Required action: When a line in the records contains the string "ifdef", copy that line.

Task material:
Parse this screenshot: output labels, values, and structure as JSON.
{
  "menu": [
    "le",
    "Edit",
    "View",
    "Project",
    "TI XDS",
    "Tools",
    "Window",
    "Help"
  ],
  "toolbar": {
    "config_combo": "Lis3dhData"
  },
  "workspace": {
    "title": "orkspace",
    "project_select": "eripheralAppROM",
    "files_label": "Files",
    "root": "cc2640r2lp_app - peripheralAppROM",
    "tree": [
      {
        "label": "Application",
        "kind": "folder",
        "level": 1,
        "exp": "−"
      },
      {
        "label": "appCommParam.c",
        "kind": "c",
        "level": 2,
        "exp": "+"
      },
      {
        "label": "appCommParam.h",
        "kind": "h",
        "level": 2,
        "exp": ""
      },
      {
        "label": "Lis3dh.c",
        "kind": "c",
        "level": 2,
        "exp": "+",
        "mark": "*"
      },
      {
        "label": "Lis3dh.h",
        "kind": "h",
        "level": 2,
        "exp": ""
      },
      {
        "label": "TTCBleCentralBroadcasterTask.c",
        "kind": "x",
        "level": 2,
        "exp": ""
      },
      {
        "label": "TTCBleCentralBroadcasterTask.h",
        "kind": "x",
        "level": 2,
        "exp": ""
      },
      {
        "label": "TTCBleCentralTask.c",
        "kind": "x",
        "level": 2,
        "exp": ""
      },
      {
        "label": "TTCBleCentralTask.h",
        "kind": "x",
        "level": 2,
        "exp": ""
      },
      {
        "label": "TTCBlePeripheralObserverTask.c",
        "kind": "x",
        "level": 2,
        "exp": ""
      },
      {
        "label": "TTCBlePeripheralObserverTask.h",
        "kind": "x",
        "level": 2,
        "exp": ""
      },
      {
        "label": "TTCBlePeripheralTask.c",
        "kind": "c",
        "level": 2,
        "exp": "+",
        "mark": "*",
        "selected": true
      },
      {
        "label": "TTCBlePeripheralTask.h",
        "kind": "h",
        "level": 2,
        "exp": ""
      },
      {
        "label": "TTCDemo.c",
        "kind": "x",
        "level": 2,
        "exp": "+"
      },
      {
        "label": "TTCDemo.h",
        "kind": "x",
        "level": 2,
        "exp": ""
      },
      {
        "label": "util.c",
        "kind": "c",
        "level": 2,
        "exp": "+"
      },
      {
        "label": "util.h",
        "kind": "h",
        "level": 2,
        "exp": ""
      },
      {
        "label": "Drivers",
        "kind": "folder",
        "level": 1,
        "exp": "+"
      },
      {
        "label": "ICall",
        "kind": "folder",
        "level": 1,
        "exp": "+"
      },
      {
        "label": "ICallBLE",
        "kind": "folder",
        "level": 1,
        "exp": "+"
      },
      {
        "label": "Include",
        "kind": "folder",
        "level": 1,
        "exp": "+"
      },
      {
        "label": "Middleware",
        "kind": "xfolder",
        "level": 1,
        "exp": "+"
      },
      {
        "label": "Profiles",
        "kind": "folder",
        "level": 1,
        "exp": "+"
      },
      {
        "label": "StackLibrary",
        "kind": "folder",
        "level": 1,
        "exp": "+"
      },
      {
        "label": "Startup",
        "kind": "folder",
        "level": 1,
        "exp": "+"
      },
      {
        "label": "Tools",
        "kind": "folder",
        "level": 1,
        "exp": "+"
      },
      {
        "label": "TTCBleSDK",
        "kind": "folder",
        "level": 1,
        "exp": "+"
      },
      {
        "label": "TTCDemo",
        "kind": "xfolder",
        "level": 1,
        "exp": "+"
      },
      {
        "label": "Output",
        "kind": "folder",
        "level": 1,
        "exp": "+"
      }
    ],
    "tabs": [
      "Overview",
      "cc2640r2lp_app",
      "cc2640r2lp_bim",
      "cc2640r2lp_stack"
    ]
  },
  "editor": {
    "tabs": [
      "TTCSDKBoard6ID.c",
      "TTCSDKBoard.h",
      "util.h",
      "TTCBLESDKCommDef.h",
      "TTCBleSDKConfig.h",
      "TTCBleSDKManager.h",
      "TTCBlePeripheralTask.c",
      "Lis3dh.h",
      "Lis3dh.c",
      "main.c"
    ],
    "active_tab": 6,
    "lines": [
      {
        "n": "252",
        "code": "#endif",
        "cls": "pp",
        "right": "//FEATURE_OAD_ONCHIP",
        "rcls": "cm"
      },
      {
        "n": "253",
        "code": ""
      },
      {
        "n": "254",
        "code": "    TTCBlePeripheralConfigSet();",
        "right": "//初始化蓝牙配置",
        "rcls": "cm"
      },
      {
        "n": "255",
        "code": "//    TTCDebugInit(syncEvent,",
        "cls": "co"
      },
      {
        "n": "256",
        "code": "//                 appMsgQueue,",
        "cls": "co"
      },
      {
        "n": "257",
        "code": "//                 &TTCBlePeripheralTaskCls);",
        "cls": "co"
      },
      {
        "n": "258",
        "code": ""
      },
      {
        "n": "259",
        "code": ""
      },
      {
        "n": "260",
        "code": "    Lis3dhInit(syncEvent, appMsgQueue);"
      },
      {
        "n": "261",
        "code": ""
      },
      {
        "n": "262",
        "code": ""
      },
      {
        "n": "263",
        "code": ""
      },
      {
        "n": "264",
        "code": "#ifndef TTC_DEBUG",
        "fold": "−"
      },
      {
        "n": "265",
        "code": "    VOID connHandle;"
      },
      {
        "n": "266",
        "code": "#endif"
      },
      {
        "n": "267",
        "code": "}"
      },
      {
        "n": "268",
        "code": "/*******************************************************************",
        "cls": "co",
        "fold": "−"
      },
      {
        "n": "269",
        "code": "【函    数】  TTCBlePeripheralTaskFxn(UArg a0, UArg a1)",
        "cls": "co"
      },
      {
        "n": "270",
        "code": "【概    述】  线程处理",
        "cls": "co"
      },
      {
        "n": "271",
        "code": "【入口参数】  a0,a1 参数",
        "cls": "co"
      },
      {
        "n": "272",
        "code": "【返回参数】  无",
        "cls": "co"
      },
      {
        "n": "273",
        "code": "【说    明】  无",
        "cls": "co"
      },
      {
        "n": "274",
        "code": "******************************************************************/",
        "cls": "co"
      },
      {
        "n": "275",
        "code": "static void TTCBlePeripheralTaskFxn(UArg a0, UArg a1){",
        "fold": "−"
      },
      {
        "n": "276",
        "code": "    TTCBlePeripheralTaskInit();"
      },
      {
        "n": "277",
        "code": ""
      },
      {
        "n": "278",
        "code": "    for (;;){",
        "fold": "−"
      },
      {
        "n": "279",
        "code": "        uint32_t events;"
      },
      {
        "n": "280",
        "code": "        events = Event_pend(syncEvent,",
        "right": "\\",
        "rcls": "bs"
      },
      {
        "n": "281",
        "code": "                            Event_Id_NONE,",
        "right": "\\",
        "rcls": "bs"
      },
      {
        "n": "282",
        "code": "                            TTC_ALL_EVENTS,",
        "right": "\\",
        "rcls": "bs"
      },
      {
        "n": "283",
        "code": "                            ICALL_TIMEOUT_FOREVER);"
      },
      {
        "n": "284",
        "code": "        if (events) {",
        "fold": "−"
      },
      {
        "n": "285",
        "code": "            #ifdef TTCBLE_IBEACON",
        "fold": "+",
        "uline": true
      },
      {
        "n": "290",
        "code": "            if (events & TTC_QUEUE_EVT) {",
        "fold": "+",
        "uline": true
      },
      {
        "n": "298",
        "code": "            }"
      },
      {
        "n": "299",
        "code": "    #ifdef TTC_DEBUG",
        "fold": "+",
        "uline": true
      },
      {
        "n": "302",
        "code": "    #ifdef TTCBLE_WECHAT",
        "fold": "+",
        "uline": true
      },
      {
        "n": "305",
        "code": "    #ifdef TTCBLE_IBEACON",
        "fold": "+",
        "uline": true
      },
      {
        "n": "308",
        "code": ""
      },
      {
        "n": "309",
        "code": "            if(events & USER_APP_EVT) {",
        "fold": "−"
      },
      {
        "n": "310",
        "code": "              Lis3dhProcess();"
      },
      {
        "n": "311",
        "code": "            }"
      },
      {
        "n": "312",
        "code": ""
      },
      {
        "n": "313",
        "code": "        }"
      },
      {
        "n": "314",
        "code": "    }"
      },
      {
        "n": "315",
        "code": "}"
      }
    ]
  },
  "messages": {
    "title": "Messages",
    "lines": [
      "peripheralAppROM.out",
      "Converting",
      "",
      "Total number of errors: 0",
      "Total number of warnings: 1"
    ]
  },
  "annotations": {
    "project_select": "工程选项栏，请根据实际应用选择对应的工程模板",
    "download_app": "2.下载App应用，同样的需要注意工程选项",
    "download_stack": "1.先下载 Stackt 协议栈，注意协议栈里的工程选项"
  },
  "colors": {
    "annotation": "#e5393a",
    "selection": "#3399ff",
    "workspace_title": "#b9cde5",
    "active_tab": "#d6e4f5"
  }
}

Solved exercise:
        "code": "            #ifdef TTCBLE_IBEACON",
        "code": "    #ifdef TTC_DEBUG",
        "code": "    #ifdef TTCBLE_WECHAT",
        "code": "    #ifdef TTCBLE_IBEACON",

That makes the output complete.